• Work to be completed: Nothing in the records should change; write them all out exactly.

• Records for the task:
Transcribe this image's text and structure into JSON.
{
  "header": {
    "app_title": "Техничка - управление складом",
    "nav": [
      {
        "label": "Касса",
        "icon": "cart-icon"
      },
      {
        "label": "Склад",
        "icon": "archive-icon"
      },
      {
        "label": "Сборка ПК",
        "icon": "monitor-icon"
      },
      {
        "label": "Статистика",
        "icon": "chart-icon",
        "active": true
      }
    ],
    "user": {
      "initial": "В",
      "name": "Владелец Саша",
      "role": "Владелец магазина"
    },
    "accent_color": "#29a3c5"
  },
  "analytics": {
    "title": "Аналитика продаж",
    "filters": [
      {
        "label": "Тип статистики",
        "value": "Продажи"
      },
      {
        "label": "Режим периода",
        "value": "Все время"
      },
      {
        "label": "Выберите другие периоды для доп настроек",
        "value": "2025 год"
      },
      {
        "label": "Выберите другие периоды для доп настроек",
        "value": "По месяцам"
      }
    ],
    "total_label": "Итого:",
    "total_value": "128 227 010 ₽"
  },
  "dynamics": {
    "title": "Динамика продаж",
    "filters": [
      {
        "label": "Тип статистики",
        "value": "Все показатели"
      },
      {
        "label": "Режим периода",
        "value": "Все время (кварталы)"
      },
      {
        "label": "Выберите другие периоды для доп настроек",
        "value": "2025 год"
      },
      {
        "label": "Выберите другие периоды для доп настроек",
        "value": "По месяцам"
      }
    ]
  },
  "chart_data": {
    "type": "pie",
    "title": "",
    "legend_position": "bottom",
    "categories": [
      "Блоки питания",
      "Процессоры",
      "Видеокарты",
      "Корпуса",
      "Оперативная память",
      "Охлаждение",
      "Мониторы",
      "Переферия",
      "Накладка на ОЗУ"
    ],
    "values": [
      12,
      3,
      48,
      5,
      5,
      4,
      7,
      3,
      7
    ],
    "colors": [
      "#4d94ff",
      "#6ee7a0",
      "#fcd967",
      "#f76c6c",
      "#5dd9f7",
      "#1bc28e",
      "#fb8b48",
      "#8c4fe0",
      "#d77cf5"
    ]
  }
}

• Response to the exercise:
Transcribe this image's text and structure into JSON.
{
  "header": {
    "app_title": "Техничка - управление складом",
    "nav": [
      {
        "label": "Касса",
        "icon": "cart-icon"
      },
      {
        "label": "Склад",
        "icon": "archive-icon"
      },
      {
        "label": "Сборка ПК",
        "icon": "monitor-icon"
      },
      {
        "label": "Статистика",
        "icon": "chart-icon",
        "active": true
      }
    ],
    "user": {
      "initial": "В",
      "name": "Владелец Саша",
      "role": "Владелец магазина"
    },
    "accent_color": "#29a3c5"
  },
  "analytics": {
    "title": "Аналитика продаж",
    "filters": [
      {
        "label": "Тип статистики",
        "value": "Продажи"
      },
      {
        "label": "Режим периода",
        "value": "Все время"
      },
      {
        "label": "Выберите другие периоды для доп настроек",
        "value": "2025 год"
      },
      {
        "label": "Выберите другие периоды для доп настроек",
        "value": "По месяцам"
      }
    ],
    "total_label": "Итого:",
    "total_value": "128 227 010 ₽"
  },
  "dynamics": {
    "title": "Динамика продаж",
    "filters": [
      {
        "label": "Тип статистики",
        "value": "Все показатели"
      },
      {
        "label": "Режим периода",
        "value": "Все время (кварталы)"
      },
      {
        "label": "Выберите другие периоды для доп настроек",
        "value": "2025 год"
      },
      {
        "label": "Выберите другие периоды для доп настроек",
        "value": "По месяцам"
      }
    ]
  },
  "chart_data": {
    "type": "pie",
    "title": "",
    "legend_position": "bottom",
    "categories": [
      "Блоки питания",
      "Процессоры",
      "Видеокарты",
      "Корпуса",
      "Оперативная память",
      "Охлаждение",
      "Мониторы",
      "Переферия",
      "Накладка на ОЗУ"
    ],
    "values": [
      12,
      3,
      48,
      5,
      5,
      4,
      7,
      3,
      7
    ],
    "colors": [
      "#4d94ff",
      "#6ee7a0",
      "#fcd967",
      "#f76c6c",
      "#5dd9f7",
      "#1bc28e",
      "#fb8b48",
      "#8c4fe0",
      "#d77cf5"
    ]
  }
}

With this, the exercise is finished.